Addis Ababa December 17/2019 The African Development Bank (AfDB) urged the continent’s nations to stay the course on climate action, after a marathon session of talks at the 25th Conference of Parties to the United Nations Framework Convention on Climate Change (COP25) in Madrid.
Africans were reminded of the all-too-real consequences if these talks fail to deliver results.
Thousands of East Africans have been displaced in the wake of heavy rains that have battered the region since October, and more wet weather is expected due to an Indian Ocean Dipole attributed to the warming of the ocean.
Such extreme weather events should galvanize Africans; their governments are spending 2 percent of GDP on climate related disasters, Director for Climate Change and Green Growth at African Development Bank, Anthony Nyong said.
He encouraged the global community to remain steadfast in finding effective solutions to climate change.
“The global community, and in particular Africa has a lot to offer in terms of solutions; what is evidently lacking is the global political will to turn potential into wealth to serve humanity and the planet,” Nyong said.
At the conference, African delegates pushed for support for climate finance to build resilience against the impact of climate change and for special consideration for Africa around targets contained in the treaties under discussion.
The discussions at COP 25 centered around the landmark 2015 Paris Agreement, which calls on countries to cut carbon emissions to ensure that global temperatures do not rise by more than 2°C by the end of this century, while attempting to contain it within 1.5°C.
The conference ended with a declaration on the “urgent need” to close the gap between existing emissions pledges and the temperature goals of the Paris agreement.
Nyong pointed out that Africa is committed, 51 of the 54 African countries have already ratified their Nationally Determined Contributions (NDCs) under the Paris Agreement signed at the landmark COP21 in Paris.
Support for the Bank-funded Desert to Power project highlighted Africa’s determination to strive for a climate-friendly world, especially for its local populations, said Nyong.

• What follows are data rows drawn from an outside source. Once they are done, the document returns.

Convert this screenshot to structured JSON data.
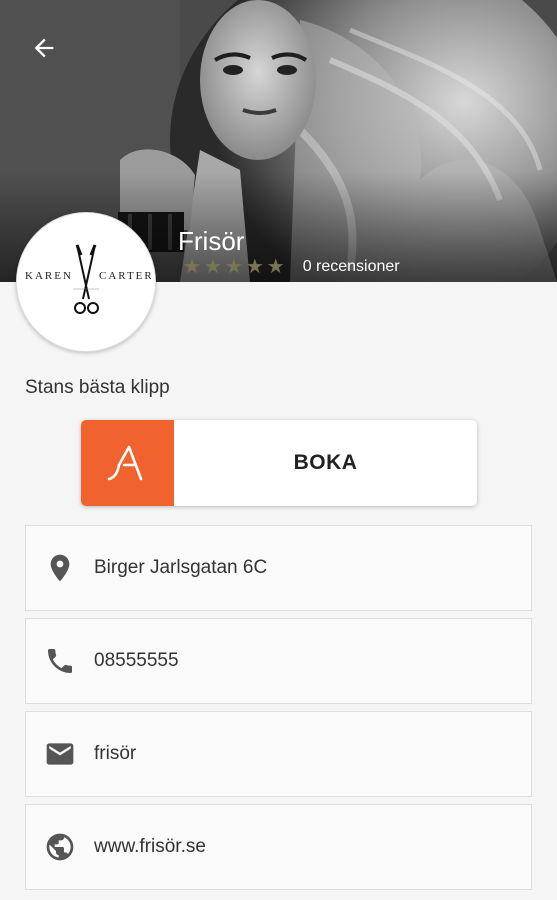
{
  "header": {
    "back_icon": "arrow-left-icon",
    "title": "Frisör",
    "rating": {
      "value": 0,
      "max": 5
    },
    "reviews_label": "0 recensioner"
  },
  "logo": {
    "left_text": "KAREN",
    "right_text": "CARTER",
    "icon": "scissors-icon"
  },
  "tagline": "Stans bästa klipp",
  "booking": {
    "label": "BOKA",
    "brand_color": "#f0622e",
    "brand_icon": "booking-logo-icon"
  },
  "contact": {
    "address": "Birger Jarlsgatan 6C",
    "phone": "08555555",
    "email": "frisör",
    "website": "www.frisör.se"
  }
}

Desert to Power is a 20 billion USD initiative to deploy solar energy solutions across the entire Sahel region, generating 10,000 MW to provide 250 million people with clean electricity.
“The African Development Bank stands ready as ever to assist its regional member countries to build resilience against climate change, as indicated by the Bank’s decision to join the Alliance for Hydromet Development, announced at COP 25.
The Alliance will assist developing countries to build resilience against the impact of natural disasters caused by extreme weather,” Nyong said.
“We look forward to engaging further with regional member countries and other parties to ensure that the continent’s development agenda remains on track,” Nyong added.
Leaders and institutions from 196 nations plus the European Union, who have signed up to the United Nations Framework Convention on Climate Change, attended the conference in Madrid.
Record UN climate talks in Madrid have ended last Sunday in a compromise deal on cutting greenhouse gas emissions which left many disappointed.
UN Secretary General, Antonio Guterres, said after the conference that “I am disappointed with the results of COP25. The international community lost an important opportunity to show increased ambition on mitigation, adaptation and finance to tackle the climate crisis.”